[Interface dataset entries]
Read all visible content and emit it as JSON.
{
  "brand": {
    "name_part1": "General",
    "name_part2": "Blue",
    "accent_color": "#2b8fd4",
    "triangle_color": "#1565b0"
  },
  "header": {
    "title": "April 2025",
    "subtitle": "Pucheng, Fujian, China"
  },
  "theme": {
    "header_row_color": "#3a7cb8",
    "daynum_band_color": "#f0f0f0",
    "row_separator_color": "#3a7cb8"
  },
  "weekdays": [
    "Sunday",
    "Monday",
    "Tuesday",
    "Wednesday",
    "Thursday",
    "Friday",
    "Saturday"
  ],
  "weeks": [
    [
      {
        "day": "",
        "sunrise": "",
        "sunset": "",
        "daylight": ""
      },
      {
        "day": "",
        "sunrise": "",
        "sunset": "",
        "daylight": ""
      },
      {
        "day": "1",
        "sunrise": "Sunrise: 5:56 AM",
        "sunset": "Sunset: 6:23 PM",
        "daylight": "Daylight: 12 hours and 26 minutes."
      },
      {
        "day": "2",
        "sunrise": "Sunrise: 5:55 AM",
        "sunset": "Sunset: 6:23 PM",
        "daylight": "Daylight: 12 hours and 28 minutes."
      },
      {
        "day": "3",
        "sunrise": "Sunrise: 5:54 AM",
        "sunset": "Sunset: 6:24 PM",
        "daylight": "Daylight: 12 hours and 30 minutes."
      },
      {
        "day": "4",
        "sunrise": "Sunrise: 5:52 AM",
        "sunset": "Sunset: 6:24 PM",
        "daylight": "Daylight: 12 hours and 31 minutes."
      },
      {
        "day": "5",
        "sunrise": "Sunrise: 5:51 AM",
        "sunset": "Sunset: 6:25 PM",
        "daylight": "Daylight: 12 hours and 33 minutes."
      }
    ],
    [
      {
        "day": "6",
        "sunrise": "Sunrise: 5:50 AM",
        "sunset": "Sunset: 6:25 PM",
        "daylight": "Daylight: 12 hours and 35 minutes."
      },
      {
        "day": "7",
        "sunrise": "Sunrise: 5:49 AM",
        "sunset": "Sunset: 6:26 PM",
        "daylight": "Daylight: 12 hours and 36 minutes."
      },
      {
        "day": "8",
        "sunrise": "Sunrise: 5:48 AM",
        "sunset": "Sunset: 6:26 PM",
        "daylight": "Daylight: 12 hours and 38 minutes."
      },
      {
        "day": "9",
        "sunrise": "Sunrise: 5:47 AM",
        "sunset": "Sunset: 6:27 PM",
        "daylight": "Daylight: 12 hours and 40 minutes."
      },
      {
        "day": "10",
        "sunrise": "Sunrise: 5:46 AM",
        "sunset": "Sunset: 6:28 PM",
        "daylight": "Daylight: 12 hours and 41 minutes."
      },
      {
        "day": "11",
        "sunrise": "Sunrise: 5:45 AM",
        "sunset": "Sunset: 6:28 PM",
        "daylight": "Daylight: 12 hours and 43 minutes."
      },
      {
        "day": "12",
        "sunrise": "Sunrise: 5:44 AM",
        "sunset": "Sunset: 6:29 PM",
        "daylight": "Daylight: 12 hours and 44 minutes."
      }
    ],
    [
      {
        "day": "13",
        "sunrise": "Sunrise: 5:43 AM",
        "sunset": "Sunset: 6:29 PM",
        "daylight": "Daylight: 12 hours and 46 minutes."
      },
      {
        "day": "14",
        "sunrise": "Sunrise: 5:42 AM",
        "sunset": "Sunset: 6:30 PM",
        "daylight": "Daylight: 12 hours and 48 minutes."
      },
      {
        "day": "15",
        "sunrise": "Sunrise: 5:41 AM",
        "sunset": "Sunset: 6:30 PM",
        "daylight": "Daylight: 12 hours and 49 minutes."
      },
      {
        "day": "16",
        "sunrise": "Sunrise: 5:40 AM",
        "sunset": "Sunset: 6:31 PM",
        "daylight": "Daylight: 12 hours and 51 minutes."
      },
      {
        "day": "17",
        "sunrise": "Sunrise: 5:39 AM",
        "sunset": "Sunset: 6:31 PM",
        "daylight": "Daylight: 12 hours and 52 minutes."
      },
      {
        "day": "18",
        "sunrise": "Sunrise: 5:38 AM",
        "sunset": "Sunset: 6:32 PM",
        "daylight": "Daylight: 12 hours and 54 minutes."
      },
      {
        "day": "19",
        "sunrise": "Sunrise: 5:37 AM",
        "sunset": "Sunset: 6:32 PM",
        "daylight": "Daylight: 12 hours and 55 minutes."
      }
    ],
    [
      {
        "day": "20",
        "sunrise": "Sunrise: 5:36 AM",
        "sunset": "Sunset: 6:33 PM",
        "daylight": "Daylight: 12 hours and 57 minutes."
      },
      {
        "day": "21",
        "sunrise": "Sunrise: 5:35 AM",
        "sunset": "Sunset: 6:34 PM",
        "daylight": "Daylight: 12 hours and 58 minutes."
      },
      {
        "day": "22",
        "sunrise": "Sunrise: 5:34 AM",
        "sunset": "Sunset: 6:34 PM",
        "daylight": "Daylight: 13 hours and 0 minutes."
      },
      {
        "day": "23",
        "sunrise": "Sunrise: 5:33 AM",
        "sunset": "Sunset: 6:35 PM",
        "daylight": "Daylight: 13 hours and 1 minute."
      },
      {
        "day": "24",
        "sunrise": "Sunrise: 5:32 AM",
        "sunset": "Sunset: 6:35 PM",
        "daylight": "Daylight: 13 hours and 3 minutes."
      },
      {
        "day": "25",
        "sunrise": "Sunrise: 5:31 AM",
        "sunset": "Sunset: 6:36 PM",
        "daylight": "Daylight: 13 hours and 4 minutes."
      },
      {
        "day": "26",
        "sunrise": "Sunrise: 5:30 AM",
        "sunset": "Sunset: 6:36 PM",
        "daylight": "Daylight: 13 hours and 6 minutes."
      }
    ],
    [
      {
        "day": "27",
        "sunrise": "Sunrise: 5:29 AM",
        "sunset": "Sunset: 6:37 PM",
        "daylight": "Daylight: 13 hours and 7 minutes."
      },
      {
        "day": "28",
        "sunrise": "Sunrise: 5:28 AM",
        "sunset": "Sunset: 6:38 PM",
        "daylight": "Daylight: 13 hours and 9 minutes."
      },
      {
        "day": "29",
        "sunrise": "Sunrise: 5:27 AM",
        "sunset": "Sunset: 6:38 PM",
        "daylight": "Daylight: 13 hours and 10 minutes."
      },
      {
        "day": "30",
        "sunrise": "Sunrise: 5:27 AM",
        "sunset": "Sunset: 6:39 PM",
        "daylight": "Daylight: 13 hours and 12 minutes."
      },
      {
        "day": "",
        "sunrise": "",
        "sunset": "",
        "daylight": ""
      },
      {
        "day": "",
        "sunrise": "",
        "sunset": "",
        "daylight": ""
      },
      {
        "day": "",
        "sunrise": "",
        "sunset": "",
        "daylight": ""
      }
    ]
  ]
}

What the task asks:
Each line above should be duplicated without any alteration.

Answer space:
Read all visible content and emit it as JSON.
{
  "brand": {
    "name_part1": "General",
    "name_part2": "Blue",
    "accent_color": "#2b8fd4",
    "triangle_color": "#1565b0"
  },
  "header": {
    "title": "April 2025",
    "subtitle": "Pucheng, Fujian, China"
  },
  "theme": {
    "header_row_color": "#3a7cb8",
    "daynum_band_color": "#f0f0f0",
    "row_separator_color": "#3a7cb8"
  },
  "weekdays": [
    "Sunday",
    "Monday",
    "Tuesday",
    "Wednesday",
    "Thursday",
    "Friday",
    "Saturday"
  ],
  "weeks": [
    [
      {
        "day": "",
        "sunrise": "",
        "sunset": "",
        "daylight": ""
      },
      {
        "day": "",
        "sunrise": "",
        "sunset": "",
        "daylight": ""
      },
      {
        "day": "1",
        "sunrise": "Sunrise: 5:56 AM",
        "sunset": "Sunset: 6:23 PM",
        "daylight": "Daylight: 12 hours and 26 minutes."
      },
      {
        "day": "2",
        "sunrise": "Sunrise: 5:55 AM",
        "sunset": "Sunset: 6:23 PM",
        "daylight": "Daylight: 12 hours and 28 minutes."
      },
      {
        "day": "3",
        "sunrise": "Sunrise: 5:54 AM",
        "sunset": "Sunset: 6:24 PM",
        "daylight": "Daylight: 12 hours and 30 minutes."
      },
      {
        "day": "4",
        "sunrise": "Sunrise: 5:52 AM",
        "sunset": "Sunset: 6:24 PM",
        "daylight": "Daylight: 12 hours and 31 minutes."
      },
      {
        "day": "5",
        "sunrise": "Sunrise: 5:51 AM",
        "sunset": "Sunset: 6:25 PM",
        "daylight": "Daylight: 12 hours and 33 minutes."
      }
    ],
    [
      {
        "day": "6",
        "sunrise": "Sunrise: 5:50 AM",
        "sunset": "Sunset: 6:25 PM",
        "daylight": "Daylight: 12 hours and 35 minutes."
      },
      {
        "day": "7",
        "sunrise": "Sunrise: 5:49 AM",
        "sunset": "Sunset: 6:26 PM",
        "daylight": "Daylight: 12 hours and 36 minutes."
      },
      {
        "day": "8",
        "sunrise": "Sunrise: 5:48 AM",
        "sunset": "Sunset: 6:26 PM",
        "daylight": "Daylight: 12 hours and 38 minutes."
      },
      {
        "day": "9",
        "sunrise": "Sunrise: 5:47 AM",
        "sunset": "Sunset: 6:27 PM",
        "daylight": "Daylight: 12 hours and 40 minutes."
      },
      {
        "day": "10",
        "sunrise": "Sunrise: 5:46 AM",
        "sunset": "Sunset: 6:28 PM",
        "daylight": "Daylight: 12 hours and 41 minutes."
      },
      {
        "day": "11",
        "sunrise": "Sunrise: 5:45 AM",
        "sunset": "Sunset: 6:28 PM",
        "daylight": "Daylight: 12 hours and 43 minutes."
      },
      {
        "day": "12",
        "sunrise": "Sunrise: 5:44 AM",
        "sunset": "Sunset: 6:29 PM",
        "daylight": "Daylight: 12 hours and 44 minutes."
      }
    ],
    [
      {
        "day": "13",
        "sunrise": "Sunrise: 5:43 AM",
        "sunset": "Sunset: 6:29 PM",
        "daylight": "Daylight: 12 hours and 46 minutes."
      },
      {
        "day": "14",
        "sunrise": "Sunrise: 5:42 AM",
        "sunset": "Sunset: 6:30 PM",
        "daylight": "Daylight: 12 hours and 48 minutes."
      },
      {
        "day": "15",
        "sunrise": "Sunrise: 5:41 AM",
        "sunset": "Sunset: 6:30 PM",
        "daylight": "Daylight: 12 hours and 49 minutes."
      },
      {
        "day": "16",
        "sunrise": "Sunrise: 5:40 AM",
        "sunset": "Sunset: 6:31 PM",
        "daylight": "Daylight: 12 hours and 51 minutes."
      },
      {
        "day": "17",
        "sunrise": "Sunrise: 5:39 AM",
        "sunset": "Sunset: 6:31 PM",
        "daylight": "Daylight: 12 hours and 52 minutes."
      },
      {
        "day": "18",
        "sunrise": "Sunrise: 5:38 AM",
        "sunset": "Sunset: 6:32 PM",
        "daylight": "Daylight: 12 hours and 54 minutes."
      },
      {
        "day": "19",
        "sunrise": "Sunrise: 5:37 AM",
        "sunset": "Sunset: 6:32 PM",
        "daylight": "Daylight: 12 hours and 55 minutes."
      }
    ],
    [
      {
        "day": "20",
        "sunrise": "Sunrise: 5:36 AM",
        "sunset": "Sunset: 6:33 PM",
        "daylight": "Daylight: 12 hours and 57 minutes."
      },
      {
        "day": "21",
        "sunrise": "Sunrise: 5:35 AM",
        "sunset": "Sunset: 6:34 PM",
        "daylight": "Daylight: 12 hours and 58 minutes."
      },
      {
        "day": "22",
        "sunrise": "Sunrise: 5:34 AM",
        "sunset": "Sunset: 6:34 PM",
        "daylight": "Daylight: 13 hours and 0 minutes."
      },
      {
        "day": "23",
        "sunrise": "Sunrise: 5:33 AM",
        "sunset": "Sunset: 6:35 PM",
        "daylight": "Daylight: 13 hours and 1 minute."
      },
      {
        "day": "24",
        "sunrise": "Sunrise: 5:32 AM",
        "sunset": "Sunset: 6:35 PM",
        "daylight": "Daylight: 13 hours and 3 minutes."
      },
      {
        "day": "25",
        "sunrise": "Sunrise: 5:31 AM",
        "sunset": "Sunset: 6:36 PM",
        "daylight": "Daylight: 13 hours and 4 minutes."
      },
      {
        "day": "26",
        "sunrise": "Sunrise: 5:30 AM",
        "sunset": "Sunset: 6:36 PM",
        "daylight": "Daylight: 13 hours and 6 minutes."
      }
    ],
    [
      {
        "day": "27",
        "sunrise": "Sunrise: 5:29 AM",
        "sunset": "Sunset: 6:37 PM",
        "daylight": "Daylight: 13 hours and 7 minutes."
      },
      {
        "day": "28",
        "sunrise": "Sunrise: 5:28 AM",
        "sunset": "Sunset: 6:38 PM",
        "daylight": "Daylight: 13 hours and 9 minutes."
      },
      {
        "day": "29",
        "sunrise": "Sunrise: 5:27 AM",
        "sunset": "Sunset: 6:38 PM",
        "daylight": "Daylight: 13 hours and 10 minutes."
      },
      {
        "day": "30",
        "sunrise": "Sunrise: 5:27 AM",
        "sunset": "Sunset: 6:39 PM",
        "daylight": "Daylight: 13 hours and 12 minutes."
      },
      {
        "day": "",
        "sunrise": "",
        "sunset": "",
        "daylight": ""
      },
      {
        "day": "",
        "sunrise": "",
        "sunset": "",
        "daylight": ""
      },
      {
        "day": "",
        "sunrise": "",
        "sunset": "",
        "daylight": ""
      }
    ]
  ]
}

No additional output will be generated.